__WHAT TO PRODUCE__. Would you repeat the whole listing exactly?

__SUPPLIED DATA__.

○ ○ ○ ○ ○

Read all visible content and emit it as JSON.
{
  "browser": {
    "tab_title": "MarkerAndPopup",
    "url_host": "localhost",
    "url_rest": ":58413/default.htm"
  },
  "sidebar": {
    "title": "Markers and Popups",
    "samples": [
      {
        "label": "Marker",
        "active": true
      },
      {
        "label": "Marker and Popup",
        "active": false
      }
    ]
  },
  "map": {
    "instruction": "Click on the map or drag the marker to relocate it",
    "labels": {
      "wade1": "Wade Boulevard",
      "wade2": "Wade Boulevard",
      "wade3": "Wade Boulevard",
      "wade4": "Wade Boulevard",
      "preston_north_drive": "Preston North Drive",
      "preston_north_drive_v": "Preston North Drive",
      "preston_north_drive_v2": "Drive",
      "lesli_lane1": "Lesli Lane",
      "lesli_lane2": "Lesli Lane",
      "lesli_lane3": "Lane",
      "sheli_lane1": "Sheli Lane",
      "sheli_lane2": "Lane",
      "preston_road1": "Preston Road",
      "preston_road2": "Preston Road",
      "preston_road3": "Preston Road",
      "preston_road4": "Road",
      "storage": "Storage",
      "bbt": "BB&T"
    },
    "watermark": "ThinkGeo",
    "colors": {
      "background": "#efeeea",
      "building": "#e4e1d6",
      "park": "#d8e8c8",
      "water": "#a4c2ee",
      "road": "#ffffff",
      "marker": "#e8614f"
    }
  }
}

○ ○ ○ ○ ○

__YOUR SOLUTION__.
Read all visible content and emit it as JSON.
{
  "browser": {
    "tab_title": "MarkerAndPopup",
    "url_host": "localhost",
    "url_rest": ":58413/default.htm"
  },
  "sidebar": {
    "title": "Markers and Popups",
    "samples": [
      {
        "label": "Marker",
        "active": true
      },
      {
        "label": "Marker and Popup",
        "active": false
      }
    ]
  },
  "map": {
    "instruction": "Click on the map or drag the marker to relocate it",
    "labels": {
      "wade1": "Wade Boulevard",
      "wade2": "Wade Boulevard",
      "wade3": "Wade Boulevard",
      "wade4": "Wade Boulevard",
      "preston_north_drive": "Preston North Drive",
      "preston_north_drive_v": "Preston North Drive",
      "preston_north_drive_v2": "Drive",
      "lesli_lane1": "Lesli Lane",
      "lesli_lane2": "Lesli Lane",
      "lesli_lane3": "Lane",
      "sheli_lane1": "Sheli Lane",
      "sheli_lane2": "Lane",
      "preston_road1": "Preston Road",
      "preston_road2": "Preston Road",
      "preston_road3": "Preston Road",
      "preston_road4": "Road",
      "storage": "Storage",
      "bbt": "BB&T"
    },
    "watermark": "ThinkGeo",
    "colors": {
      "background": "#efeeea",
      "building": "#e4e1d6",
      "park": "#d8e8c8",
      "water": "#a4c2ee",
      "road": "#ffffff",
      "marker": "#e8614f"
    }
  }
}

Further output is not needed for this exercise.